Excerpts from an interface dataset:
============

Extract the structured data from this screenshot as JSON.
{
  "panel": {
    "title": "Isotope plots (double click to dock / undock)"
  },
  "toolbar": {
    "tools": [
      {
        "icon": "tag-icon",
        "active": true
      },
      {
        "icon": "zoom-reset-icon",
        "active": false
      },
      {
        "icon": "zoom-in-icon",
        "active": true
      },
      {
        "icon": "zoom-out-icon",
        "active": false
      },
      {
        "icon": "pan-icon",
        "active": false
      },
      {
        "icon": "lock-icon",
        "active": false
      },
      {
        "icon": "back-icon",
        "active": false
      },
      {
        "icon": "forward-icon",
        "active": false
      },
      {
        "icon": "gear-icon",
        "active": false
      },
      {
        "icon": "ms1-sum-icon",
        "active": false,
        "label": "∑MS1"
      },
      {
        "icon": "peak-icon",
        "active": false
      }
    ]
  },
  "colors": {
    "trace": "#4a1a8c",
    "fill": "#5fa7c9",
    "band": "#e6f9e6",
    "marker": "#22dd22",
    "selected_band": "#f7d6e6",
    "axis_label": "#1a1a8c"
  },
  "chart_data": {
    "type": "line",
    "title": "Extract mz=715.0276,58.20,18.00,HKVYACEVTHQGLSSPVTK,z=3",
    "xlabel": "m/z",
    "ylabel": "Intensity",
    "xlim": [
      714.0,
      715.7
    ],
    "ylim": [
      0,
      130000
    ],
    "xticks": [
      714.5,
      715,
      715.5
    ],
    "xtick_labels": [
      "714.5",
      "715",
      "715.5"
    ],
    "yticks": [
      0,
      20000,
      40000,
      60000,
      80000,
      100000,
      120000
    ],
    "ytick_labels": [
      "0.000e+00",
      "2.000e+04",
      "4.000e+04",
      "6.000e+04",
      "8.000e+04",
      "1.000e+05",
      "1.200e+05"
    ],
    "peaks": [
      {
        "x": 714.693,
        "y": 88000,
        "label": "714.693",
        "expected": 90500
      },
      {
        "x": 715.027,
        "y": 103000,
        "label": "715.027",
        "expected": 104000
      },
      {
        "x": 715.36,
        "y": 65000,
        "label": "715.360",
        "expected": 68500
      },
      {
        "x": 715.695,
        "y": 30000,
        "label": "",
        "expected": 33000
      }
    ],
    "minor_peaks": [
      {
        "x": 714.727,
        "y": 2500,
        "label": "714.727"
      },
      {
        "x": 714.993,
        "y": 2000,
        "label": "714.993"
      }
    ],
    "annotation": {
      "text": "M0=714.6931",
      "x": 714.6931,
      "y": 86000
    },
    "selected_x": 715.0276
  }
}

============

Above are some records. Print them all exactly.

# Completed exercise
Extract the structured data from this screenshot as JSON.
{
  "panel": {
    "title": "Isotope plots (double click to dock / undock)"
  },
  "toolbar": {
    "tools": [
      {
        "icon": "tag-icon",
        "active": true
      },
      {
        "icon": "zoom-reset-icon",
        "active": false
      },
      {
        "icon": "zoom-in-icon",
        "active": true
      },
      {
        "icon": "zoom-out-icon",
        "active": false
      },
      {
        "icon": "pan-icon",
        "active": false
      },
      {
        "icon": "lock-icon",
        "active": false
      },
      {
        "icon": "back-icon",
        "active": false
      },
      {
        "icon": "forward-icon",
        "active": false
      },
      {
        "icon": "gear-icon",
        "active": false
      },
      {
        "icon": "ms1-sum-icon",
        "active": false,
        "label": "∑MS1"
      },
      {
        "icon": "peak-icon",
        "active": false
      }
    ]
  },
  "colors": {
    "trace": "#4a1a8c",
    "fill": "#5fa7c9",
    "band": "#e6f9e6",
    "marker": "#22dd22",
    "selected_band": "#f7d6e6",
    "axis_label": "#1a1a8c"
  },
  "chart_data": {
    "type": "line",
    "title": "Extract mz=715.0276,58.20,18.00,HKVYACEVTHQGLSSPVTK,z=3",
    "xlabel": "m/z",
    "ylabel": "Intensity",
    "xlim": [
      714.0,
      715.7
    ],
    "ylim": [
      0,
      130000
    ],
    "xticks": [
      714.5,
      715,
      715.5
    ],
    "xtick_labels": [
      "714.5",
      "715",
      "715.5"
    ],
    "yticks": [
      0,
      20000,
      40000,
      60000,
      80000,
      100000,
      120000
    ],
    "ytick_labels": [
      "0.000e+00",
      "2.000e+04",
      "4.000e+04",
      "6.000e+04",
      "8.000e+04",
      "1.000e+05",
      "1.200e+05"
    ],
    "peaks": [
      {
        "x": 714.693,
        "y": 88000,
        "label": "714.693",
        "expected": 90500
      },
      {
        "x": 715.027,
        "y": 103000,
        "label": "715.027",
        "expected": 104000
      },
      {
        "x": 715.36,
        "y": 65000,
        "label": "715.360",
        "expected": 68500
      },
      {
        "x": 715.695,
        "y": 30000,
        "label": "",
        "expected": 33000
      }
    ],
    "minor_peaks": [
      {
        "x": 714.727,
        "y": 2500,
        "label": "714.727"
      },
      {
        "x": 714.993,
        "y": 2000,
        "label": "714.993"
      }
    ],
    "annotation": {
      "text": "M0=714.6931",
      "x": 714.6931,
      "y": 86000
    },
    "selected_x": 715.0276
  }
}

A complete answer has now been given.